General Makarov's visit is a logical continuation of resumed Russia-NATO relations. Russian and NATO Foreign Ministers have already met on Corfu Island, Greece. Moreover, NATO Secretary General Anders Fogh Rasmussen has paid a visit to Moscow.
Makarov and di Paola approved a framework agreement on Russia-NATO military cooperation. At their upcoming meeting, scheduled for May 6, 2010, the chiefs of general staffs plan to approve this document and a detailed program of bilateral cooperation.
What format can this cooperation have, and how will it benefit both sides? Russia and NATO have many common interests, including counter-terrorist operations, control over the non-proliferation of weapons of mass destruction, the fight against illicit drug trafficking, promoting navigation safety, etc.
At the same time, Moscow and Brussels remain divided on some issues. Such disagreements primarily concern NATO's eastward expansion and the overall European security system.
For instance, the sides have still failed to reach agreement on the Georgian issue, which remains a bone of contention.
Rasmussen's visit to Moscow in December 2009 confirmed persisting Russia-NATO disagreements. The NATO Secretary General said the alliance would not meet Moscow halfway on the Georgian issue and would not stop discussions on the possible admission of Georgia and Ukraine into NATO.
At the same time, NATO needs Russian assistance in important spheres, including the Afghan conflict.
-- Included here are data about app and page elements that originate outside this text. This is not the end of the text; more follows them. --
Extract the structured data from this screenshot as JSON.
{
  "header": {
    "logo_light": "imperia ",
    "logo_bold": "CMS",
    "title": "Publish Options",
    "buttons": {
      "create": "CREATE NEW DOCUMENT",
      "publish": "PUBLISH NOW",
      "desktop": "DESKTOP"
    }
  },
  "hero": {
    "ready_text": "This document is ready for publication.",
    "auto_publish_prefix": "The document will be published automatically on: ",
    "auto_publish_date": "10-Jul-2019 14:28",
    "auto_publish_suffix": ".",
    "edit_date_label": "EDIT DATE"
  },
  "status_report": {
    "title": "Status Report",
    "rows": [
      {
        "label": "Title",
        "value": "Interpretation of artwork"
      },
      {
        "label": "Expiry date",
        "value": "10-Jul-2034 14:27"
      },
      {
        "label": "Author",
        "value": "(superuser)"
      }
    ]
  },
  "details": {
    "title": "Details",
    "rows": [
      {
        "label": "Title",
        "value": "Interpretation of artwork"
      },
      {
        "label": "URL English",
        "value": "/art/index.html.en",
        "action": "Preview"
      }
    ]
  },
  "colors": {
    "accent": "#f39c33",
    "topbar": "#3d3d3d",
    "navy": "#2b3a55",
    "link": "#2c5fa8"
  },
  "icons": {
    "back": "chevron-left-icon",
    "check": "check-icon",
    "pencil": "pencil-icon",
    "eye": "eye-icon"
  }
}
Rasmussen called on Moscow to expand its involvement in the NATO-led International Security Assistance Force (ISAF) operations in Afghanistan and to provide ISAF with helicopters, fuel and pilots.
He also said Russia could undertake to train Afghan police officers on its territory.
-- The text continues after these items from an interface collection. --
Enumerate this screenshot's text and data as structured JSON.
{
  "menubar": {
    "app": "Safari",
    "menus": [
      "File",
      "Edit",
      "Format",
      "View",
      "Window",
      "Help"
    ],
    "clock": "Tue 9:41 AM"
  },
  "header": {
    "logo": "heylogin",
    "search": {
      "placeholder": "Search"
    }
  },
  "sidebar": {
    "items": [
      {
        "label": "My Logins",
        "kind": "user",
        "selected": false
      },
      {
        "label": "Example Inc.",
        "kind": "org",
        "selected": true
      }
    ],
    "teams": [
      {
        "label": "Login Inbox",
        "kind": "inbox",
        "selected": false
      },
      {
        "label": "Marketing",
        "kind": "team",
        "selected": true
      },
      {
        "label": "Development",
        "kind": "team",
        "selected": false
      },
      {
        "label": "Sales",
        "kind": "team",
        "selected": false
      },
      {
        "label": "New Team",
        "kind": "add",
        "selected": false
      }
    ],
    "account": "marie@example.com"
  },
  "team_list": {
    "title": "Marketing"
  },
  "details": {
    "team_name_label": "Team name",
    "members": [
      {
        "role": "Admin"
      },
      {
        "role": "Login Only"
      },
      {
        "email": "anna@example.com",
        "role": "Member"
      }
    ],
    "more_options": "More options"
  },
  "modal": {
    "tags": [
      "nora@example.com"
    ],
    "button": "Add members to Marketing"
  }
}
Moscow agreed to provide such assistance and to handle additional NATO transits via Russian territory. Russia will help the Afghan army to maintain its helicopter fleet mostly comprising Soviet/Russian helicopters.
Moscow's motives for supporting NATO in Afghanistan lie on the surface. Continued ISAF operations in Afghanistan mean that Russia does not have to deploy additional forces along the southern perimeter of its CIS partners and Collective Security Treaty Organization (CSTO) countries.
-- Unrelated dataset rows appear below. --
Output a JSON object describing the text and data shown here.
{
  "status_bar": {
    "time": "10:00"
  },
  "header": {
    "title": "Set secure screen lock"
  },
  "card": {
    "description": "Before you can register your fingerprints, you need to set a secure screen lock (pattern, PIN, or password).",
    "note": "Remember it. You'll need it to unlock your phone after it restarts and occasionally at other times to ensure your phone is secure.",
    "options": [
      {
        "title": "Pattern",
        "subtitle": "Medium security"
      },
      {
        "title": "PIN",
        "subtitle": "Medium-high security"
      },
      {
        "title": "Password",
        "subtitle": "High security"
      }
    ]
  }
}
The continued war in Afghanistan does not make NATO any stronger and forces it to compromise in relations with Russia.
Such a compromise solution has not been found yet. The alliance strives to obtain various benefits from Russia, without giving anything in return. This facilitates serious doubts as regards real prospects for close Russia-NATO cooperation.
Russia-NATO relations will remain in an uncertain and neutral state if NATO leaders stick to their current strategy. This uncertainty will be determined by the fact that neither side wants direct confrontation or is capable of it.
Consequently, various summits and seminars will remain the main format of Russia-NATO cooperation. The sides will exchange polite statements, without resolving any specific issues. Mutual arguments will sometimes give way to simulated humanitarian and peacekeeping missions.
Expanded bilateral cooperation will be further complicated by NATO's extremely cumbersome bureaucratic bodies which have long taken over its command and staff departments and by the tough anti-Russian stance of many new NATO countries supported by some major members of the alliance.
Nevertheless, Russia and NATO will strive to settle important issues. Consequently, Moscow must establish direct relations with NATO countries, primarily the most powerful members of the alliance.
Russia's ties with Germany, France, Italy and now Turkey are particularly promising in this respect. Direct negotiations with these countries make it possible to effectively resolve a broader range of issues than talks with NATO's overly bureaucratic system.
The development of relations between Moscow and Washington is another factor that will determine Russia-NATO relations in the next few years.
In this connection, the new strategic arms reduction treaty (START), currently being discussed by Russian and U.S. diplomats, has great significance. Its clauses will largely determine the format of Russian-U.S. military relations and those between Moscow and NATO as a whole.
Hopefully, such provisions will become known in the run-up to the May 6 meeting between the heads of Russian and NATO general staffs.
The opinions expressed in this article are the author's and do not necessarily represent those of RIA Novosti.